JMcA: Yeah! F*** him! Finally won him over! [laughs] I just went in and read it a couple of times, and he phones me the next day and I had got the part, which was niiiice!
You mentioned that you are known for playing the ‘nice guy’ but with Filth and The Disappearance of Eleanor Rigby: His and The Disappearance of Eleanor Rigby: Hers coming out this year that might all change. Was it a conscious decision to explore darker characters?
JMcA: It’s just what seems to be coming up for me at the moment… Eleanor Rigby isn’t such a bad guy… He’s not a nice guy, but it’s a much more normal film. It’s about two sort of average people, who have something exceptional happen to them. The two people in those two movies are much more identifiable, I think. Filth, Welcome to the Punch and Trance, they’re much darker and less likeable. Although Filth, I think he’s quite likeable. He’s shocking and quite horrible and horrific at times, but I think he’s quite likeable [laughs]. I feel for him. Yeah it seems to be just what was coming to me, and also I have always said to myself ‘As long as I am getting to explore myself as an actor through versatility and increase my range, I’ll be really happy’. As much as I have always played nicer people, my career’s always afforded me that opportunity. I don’t feel like I’ve had to retrace my steps in terms of character types too much, and this year has just been an extension of that and hopefully, next year will be something different again.
At the moment you are in the radio version of Neil Gaiman’s Neverwhere on BBC 4, you’re playing MacBeth on the stage in London and you have two films in cinemas, so you are covering most bases as an actor. Which is your favourite medium?
JMcA: If I am good play, I would rather be in a good play than a good film, but I would much much much rather be in a bad film than a bad play, because you don’t have to sit in front of an audience who are physically, emotionally and with all their body telling you that they don’t like what you’re doing, night after night in a stage play. Also, it pays better! So I would much rather be in a bad film than a bad play, but if it’s going to be a good version of either, I would rather be in a good stage play. I just wish it would pay the same as film! [laughs]

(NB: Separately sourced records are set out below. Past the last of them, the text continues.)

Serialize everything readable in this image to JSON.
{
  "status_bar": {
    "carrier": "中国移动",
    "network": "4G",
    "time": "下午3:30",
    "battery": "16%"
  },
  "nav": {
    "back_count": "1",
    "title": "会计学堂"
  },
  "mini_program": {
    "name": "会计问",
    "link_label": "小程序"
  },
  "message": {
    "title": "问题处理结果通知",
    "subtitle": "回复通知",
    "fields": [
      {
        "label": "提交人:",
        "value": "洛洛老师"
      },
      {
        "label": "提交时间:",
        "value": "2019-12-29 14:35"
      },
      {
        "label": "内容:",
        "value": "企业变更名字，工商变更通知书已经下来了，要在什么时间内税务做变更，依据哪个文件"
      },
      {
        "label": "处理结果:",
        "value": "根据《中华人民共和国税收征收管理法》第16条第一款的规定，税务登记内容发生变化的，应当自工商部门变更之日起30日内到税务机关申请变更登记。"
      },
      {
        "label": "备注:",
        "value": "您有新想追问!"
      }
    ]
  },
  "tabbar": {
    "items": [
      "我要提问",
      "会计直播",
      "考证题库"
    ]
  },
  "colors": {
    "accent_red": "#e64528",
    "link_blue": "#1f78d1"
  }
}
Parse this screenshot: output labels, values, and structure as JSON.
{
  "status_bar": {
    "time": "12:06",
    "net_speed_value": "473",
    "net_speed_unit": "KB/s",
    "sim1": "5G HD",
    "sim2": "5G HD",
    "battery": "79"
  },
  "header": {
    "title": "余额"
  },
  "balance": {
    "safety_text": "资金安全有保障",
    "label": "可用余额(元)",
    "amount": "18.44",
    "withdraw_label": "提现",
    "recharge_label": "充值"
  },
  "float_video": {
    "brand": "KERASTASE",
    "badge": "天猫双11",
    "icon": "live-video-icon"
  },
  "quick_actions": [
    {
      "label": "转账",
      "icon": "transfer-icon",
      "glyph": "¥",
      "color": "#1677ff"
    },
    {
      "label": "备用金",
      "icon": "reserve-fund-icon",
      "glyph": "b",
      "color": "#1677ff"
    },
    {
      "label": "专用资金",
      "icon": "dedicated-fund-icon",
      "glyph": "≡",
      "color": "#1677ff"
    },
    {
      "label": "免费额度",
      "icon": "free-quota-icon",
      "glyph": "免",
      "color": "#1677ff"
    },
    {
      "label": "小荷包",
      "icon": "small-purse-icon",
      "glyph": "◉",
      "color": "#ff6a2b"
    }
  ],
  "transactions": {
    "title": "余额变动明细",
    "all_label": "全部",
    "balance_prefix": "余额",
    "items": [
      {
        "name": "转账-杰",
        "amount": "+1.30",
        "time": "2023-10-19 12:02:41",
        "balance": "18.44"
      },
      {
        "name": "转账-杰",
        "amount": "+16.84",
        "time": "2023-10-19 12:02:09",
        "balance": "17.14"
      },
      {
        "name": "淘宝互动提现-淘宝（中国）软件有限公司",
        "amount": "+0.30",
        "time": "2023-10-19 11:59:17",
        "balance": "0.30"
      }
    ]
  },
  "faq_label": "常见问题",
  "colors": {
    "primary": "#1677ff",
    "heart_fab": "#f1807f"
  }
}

I know you can’t tell us anything about X-Men…
JMcA: I can tell you a little bit about X-Men, it’s set in the 70s. I’m going to have sideburns – Woo! – love a sideburn! [laughs]
And other than all the projects we have discussed, what’s next for you?
JMcA: Other than that, what’s next for me? I don’t know. That’s probably going to take me up to the end of the year. I am definitely having a holiday at the end of the year. I really don’t know, it’s too far away, by the time I finish X-Men, it will probably be September. I think Filth will be out at the end of the year…
Words: Brogen Hayes